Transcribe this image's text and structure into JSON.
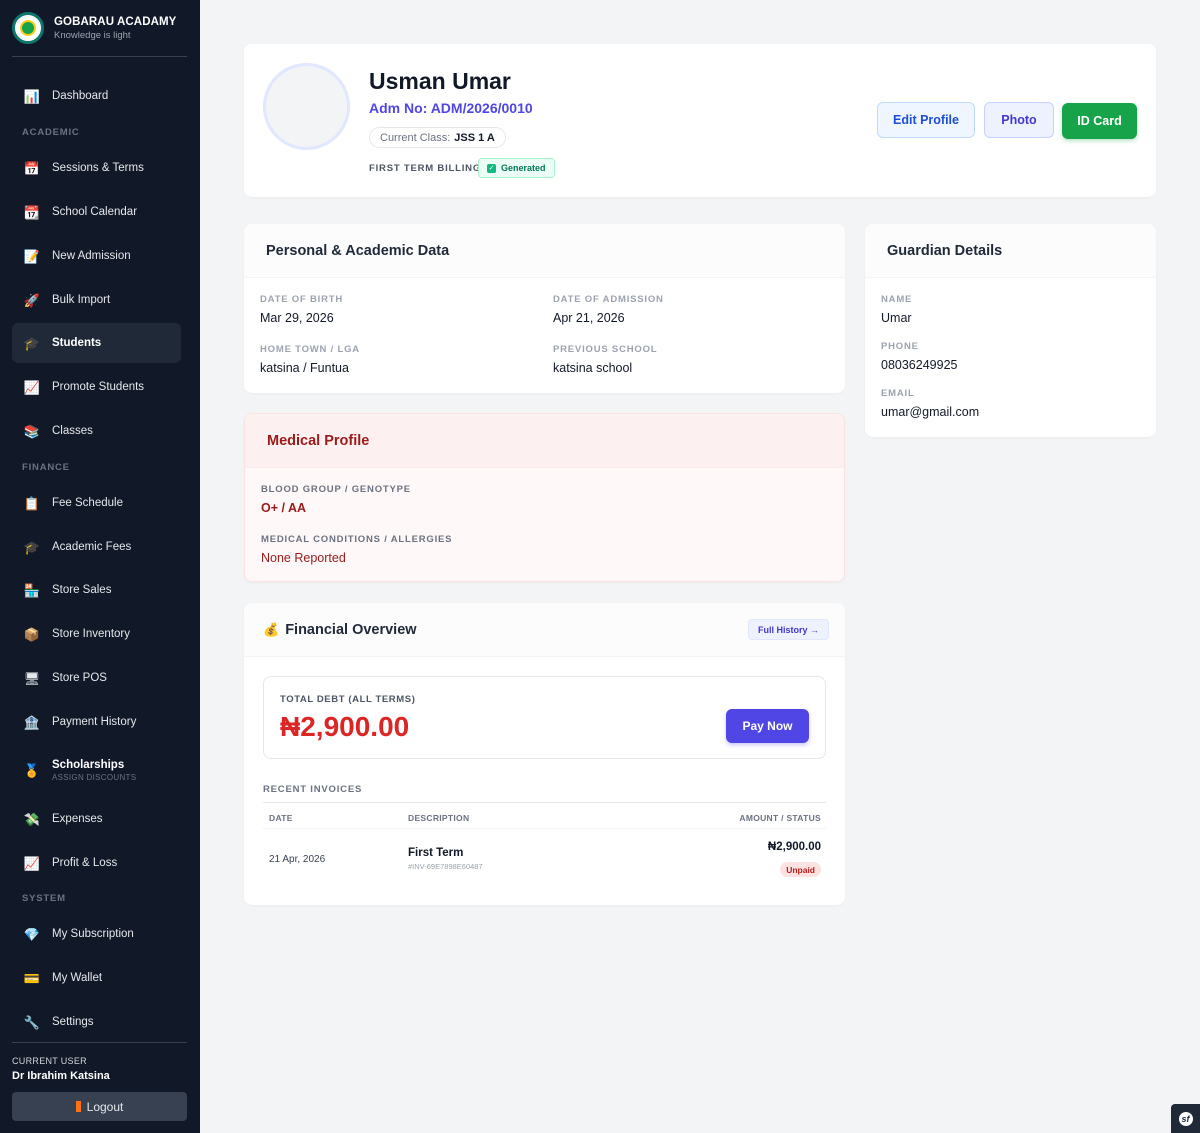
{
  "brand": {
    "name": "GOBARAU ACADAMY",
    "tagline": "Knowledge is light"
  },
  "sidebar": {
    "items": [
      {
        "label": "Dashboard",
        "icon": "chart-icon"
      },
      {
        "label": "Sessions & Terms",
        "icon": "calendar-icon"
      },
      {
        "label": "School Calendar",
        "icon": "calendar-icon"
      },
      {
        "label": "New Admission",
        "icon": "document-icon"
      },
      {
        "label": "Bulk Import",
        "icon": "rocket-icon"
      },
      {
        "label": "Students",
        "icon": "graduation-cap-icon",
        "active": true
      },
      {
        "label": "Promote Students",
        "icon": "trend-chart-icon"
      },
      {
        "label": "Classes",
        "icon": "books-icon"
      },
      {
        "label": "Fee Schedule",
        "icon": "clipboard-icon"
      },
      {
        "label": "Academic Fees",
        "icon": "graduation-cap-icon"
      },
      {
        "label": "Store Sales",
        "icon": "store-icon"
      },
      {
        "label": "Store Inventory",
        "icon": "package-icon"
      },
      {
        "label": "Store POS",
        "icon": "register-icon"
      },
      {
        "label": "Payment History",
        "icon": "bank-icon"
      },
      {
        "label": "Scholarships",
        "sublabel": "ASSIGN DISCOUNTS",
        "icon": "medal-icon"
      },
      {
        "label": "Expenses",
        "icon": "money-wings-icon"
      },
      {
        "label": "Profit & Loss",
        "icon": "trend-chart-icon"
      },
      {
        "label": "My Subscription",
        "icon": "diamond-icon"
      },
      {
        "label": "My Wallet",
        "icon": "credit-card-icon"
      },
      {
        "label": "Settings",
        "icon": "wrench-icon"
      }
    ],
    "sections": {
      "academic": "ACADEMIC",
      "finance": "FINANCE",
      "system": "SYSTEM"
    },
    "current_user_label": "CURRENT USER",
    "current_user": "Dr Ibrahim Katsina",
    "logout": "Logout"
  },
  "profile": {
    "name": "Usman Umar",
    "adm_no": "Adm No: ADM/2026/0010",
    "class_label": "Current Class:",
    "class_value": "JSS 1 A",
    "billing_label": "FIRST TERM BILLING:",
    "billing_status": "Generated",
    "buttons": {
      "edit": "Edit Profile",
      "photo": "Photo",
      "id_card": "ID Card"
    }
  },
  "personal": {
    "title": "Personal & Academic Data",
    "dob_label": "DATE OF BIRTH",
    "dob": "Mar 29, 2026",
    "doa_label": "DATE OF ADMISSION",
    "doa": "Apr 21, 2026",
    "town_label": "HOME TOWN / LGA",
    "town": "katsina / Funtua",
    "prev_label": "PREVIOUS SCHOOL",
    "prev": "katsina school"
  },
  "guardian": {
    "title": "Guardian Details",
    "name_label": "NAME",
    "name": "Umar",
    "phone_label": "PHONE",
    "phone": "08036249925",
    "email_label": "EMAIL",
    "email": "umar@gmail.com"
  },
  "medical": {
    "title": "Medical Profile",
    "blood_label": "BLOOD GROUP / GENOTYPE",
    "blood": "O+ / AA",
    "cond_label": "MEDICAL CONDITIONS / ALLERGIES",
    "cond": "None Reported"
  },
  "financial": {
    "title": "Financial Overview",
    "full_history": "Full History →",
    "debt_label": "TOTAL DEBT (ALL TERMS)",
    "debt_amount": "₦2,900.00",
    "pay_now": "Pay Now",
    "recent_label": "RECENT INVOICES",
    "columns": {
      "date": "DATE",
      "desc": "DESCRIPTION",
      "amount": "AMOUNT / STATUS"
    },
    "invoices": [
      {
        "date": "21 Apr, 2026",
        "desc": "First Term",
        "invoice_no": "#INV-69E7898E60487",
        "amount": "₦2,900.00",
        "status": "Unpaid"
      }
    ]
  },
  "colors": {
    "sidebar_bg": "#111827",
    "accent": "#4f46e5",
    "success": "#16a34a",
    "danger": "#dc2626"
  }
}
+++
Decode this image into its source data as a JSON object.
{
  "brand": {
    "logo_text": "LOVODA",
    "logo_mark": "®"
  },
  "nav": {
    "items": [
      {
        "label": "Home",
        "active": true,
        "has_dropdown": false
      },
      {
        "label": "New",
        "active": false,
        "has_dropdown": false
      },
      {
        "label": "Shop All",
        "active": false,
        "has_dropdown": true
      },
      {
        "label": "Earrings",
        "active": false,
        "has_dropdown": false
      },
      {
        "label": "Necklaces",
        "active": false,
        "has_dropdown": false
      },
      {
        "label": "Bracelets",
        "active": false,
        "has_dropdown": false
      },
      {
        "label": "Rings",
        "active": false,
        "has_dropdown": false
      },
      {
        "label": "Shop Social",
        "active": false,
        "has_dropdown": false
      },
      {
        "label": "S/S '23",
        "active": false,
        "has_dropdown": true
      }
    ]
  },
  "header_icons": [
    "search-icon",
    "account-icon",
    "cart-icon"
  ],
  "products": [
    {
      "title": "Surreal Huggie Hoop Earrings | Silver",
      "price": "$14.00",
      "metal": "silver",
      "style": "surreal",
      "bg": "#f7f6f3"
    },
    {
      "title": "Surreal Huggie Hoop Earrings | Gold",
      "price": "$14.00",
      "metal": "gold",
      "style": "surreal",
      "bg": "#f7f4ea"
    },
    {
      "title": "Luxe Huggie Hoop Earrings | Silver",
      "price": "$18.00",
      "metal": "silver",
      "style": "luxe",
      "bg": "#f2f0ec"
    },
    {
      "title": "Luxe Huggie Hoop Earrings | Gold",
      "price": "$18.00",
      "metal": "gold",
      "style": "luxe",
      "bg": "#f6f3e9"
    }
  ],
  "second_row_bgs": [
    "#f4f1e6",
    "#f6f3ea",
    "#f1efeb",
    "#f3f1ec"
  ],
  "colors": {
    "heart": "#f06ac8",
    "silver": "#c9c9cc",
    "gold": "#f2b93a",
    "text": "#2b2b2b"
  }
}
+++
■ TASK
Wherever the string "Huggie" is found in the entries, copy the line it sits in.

■ RESPONSE AREA
      "title": "Surreal Huggie Hoop Earrings | Silver",
      "title": "Surreal Huggie Hoop Earrings | Gold",
      "title": "Luxe Huggie Hoop Earrings | Silver",
      "title": "Luxe Huggie Hoop Earrings | Gold",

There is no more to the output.